WORK REQUEST - Word for word, repeat all the entries below, but without the pictures.

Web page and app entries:
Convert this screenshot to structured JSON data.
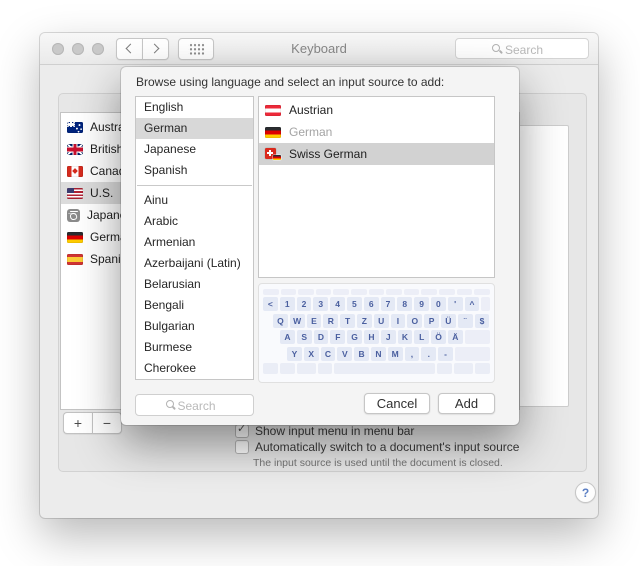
{
  "window": {
    "title": "Keyboard",
    "toolbar": {
      "search_placeholder": "Search"
    }
  },
  "background": {
    "input_sources": [
      {
        "label": "Australian",
        "icon": "australian-flag"
      },
      {
        "label": "British",
        "icon": "british-flag"
      },
      {
        "label": "Canadian",
        "icon": "canadian-flag"
      },
      {
        "label": "U.S.",
        "icon": "us-flag",
        "selected": true
      },
      {
        "label": "Japanese",
        "icon": "japanese-kana"
      },
      {
        "label": "German",
        "icon": "german-flag"
      },
      {
        "label": "Spanish",
        "icon": "spanish-flag"
      }
    ],
    "add_label": "+",
    "remove_label": "−",
    "checkboxes": [
      {
        "label": "Show input menu in menu bar",
        "checked": true
      },
      {
        "label": "Automatically switch to a document's input source",
        "checked": false
      }
    ],
    "note": "The input source is used until the document is closed.",
    "help_label": "?"
  },
  "dialog": {
    "title": "Browse using language and select an input source to add:",
    "languages_primary": [
      {
        "label": "English"
      },
      {
        "label": "German",
        "selected": true
      },
      {
        "label": "Japanese"
      },
      {
        "label": "Spanish"
      }
    ],
    "languages_other": [
      {
        "label": "Ainu"
      },
      {
        "label": "Arabic"
      },
      {
        "label": "Armenian"
      },
      {
        "label": "Azerbaijani (Latin)"
      },
      {
        "label": "Belarusian"
      },
      {
        "label": "Bengali"
      },
      {
        "label": "Bulgarian"
      },
      {
        "label": "Burmese"
      },
      {
        "label": "Cherokee"
      }
    ],
    "sources": [
      {
        "label": "Austrian",
        "icon": "austrian-flag"
      },
      {
        "label": "German",
        "icon": "german-flag",
        "disabled": true
      },
      {
        "label": "Swiss German",
        "icon": "swiss-german-flag",
        "selected": true
      }
    ],
    "keyboard": {
      "blank_top_keys": 13,
      "blank_bottom_keys": 8,
      "rows": [
        [
          "<",
          "1",
          "2",
          "3",
          "4",
          "5",
          "6",
          "7",
          "8",
          "9",
          "0",
          "'",
          "^"
        ],
        [
          "Q",
          "W",
          "E",
          "R",
          "T",
          "Z",
          "U",
          "I",
          "O",
          "P",
          "Ü",
          "¨",
          "$"
        ],
        [
          "A",
          "S",
          "D",
          "F",
          "G",
          "H",
          "J",
          "K",
          "L",
          "Ö",
          "Ä"
        ],
        [
          "Y",
          "X",
          "C",
          "V",
          "B",
          "N",
          "M",
          ",",
          ".",
          "-"
        ]
      ]
    },
    "search_placeholder": "Search",
    "cancel_label": "Cancel",
    "add_label": "Add"
  },
  "colors": {
    "selection_gray": "#d2d2d2",
    "key_letter_blue": "#4a5f9f",
    "key_background": "#e4e9f5",
    "help_question_blue": "#5b7fc4"
  }
}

WRITTEN SOLUTION -
Convert this screenshot to structured JSON data.
{
  "window": {
    "title": "Keyboard",
    "toolbar": {
      "search_placeholder": "Search"
    }
  },
  "background": {
    "input_sources": [
      {
        "label": "Australian",
        "icon": "australian-flag"
      },
      {
        "label": "British",
        "icon": "british-flag"
      },
      {
        "label": "Canadian",
        "icon": "canadian-flag"
      },
      {
        "label": "U.S.",
        "icon": "us-flag",
        "selected": true
      },
      {
        "label": "Japanese",
        "icon": "japanese-kana"
      },
      {
        "label": "German",
        "icon": "german-flag"
      },
      {
        "label": "Spanish",
        "icon": "spanish-flag"
      }
    ],
    "add_label": "+",
    "remove_label": "−",
    "checkboxes": [
      {
        "label": "Show input menu in menu bar",
        "checked": true
      },
      {
        "label": "Automatically switch to a document's input source",
        "checked": false
      }
    ],
    "note": "The input source is used until the document is closed.",
    "help_label": "?"
  },
  "dialog": {
    "title": "Browse using language and select an input source to add:",
    "languages_primary": [
      {
        "label": "English"
      },
      {
        "label": "German",
        "selected": true
      },
      {
        "label": "Japanese"
      },
      {
        "label": "Spanish"
      }
    ],
    "languages_other": [
      {
        "label": "Ainu"
      },
      {
        "label": "Arabic"
      },
      {
        "label": "Armenian"
      },
      {
        "label": "Azerbaijani (Latin)"
      },
      {
        "label": "Belarusian"
      },
      {
        "label": "Bengali"
      },
      {
        "label": "Bulgarian"
      },
      {
        "label": "Burmese"
      },
      {
        "label": "Cherokee"
      }
    ],
    "sources": [
      {
        "label": "Austrian",
        "icon": "austrian-flag"
      },
      {
        "label": "German",
        "icon": "german-flag",
        "disabled": true
      },
      {
        "label": "Swiss German",
        "icon": "swiss-german-flag",
        "selected": true
      }
    ],
    "keyboard": {
      "blank_top_keys": 13,
      "blank_bottom_keys": 8,
      "rows": [
        [
          "<",
          "1",
          "2",
          "3",
          "4",
          "5",
          "6",
          "7",
          "8",
          "9",
          "0",
          "'",
          "^"
        ],
        [
          "Q",
          "W",
          "E",
          "R",
          "T",
          "Z",
          "U",
          "I",
          "O",
          "P",
          "Ü",
          "¨",
          "$"
        ],
        [
          "A",
          "S",
          "D",
          "F",
          "G",
          "H",
          "J",
          "K",
          "L",
          "Ö",
          "Ä"
        ],
        [
          "Y",
          "X",
          "C",
          "V",
          "B",
          "N",
          "M",
          ",",
          ".",
          "-"
        ]
      ]
    },
    "search_placeholder": "Search",
    "cancel_label": "Cancel",
    "add_label": "Add"
  },
  "colors": {
    "selection_gray": "#d2d2d2",
    "key_letter_blue": "#4a5f9f",
    "key_background": "#e4e9f5",
    "help_question_blue": "#5b7fc4"
  }
}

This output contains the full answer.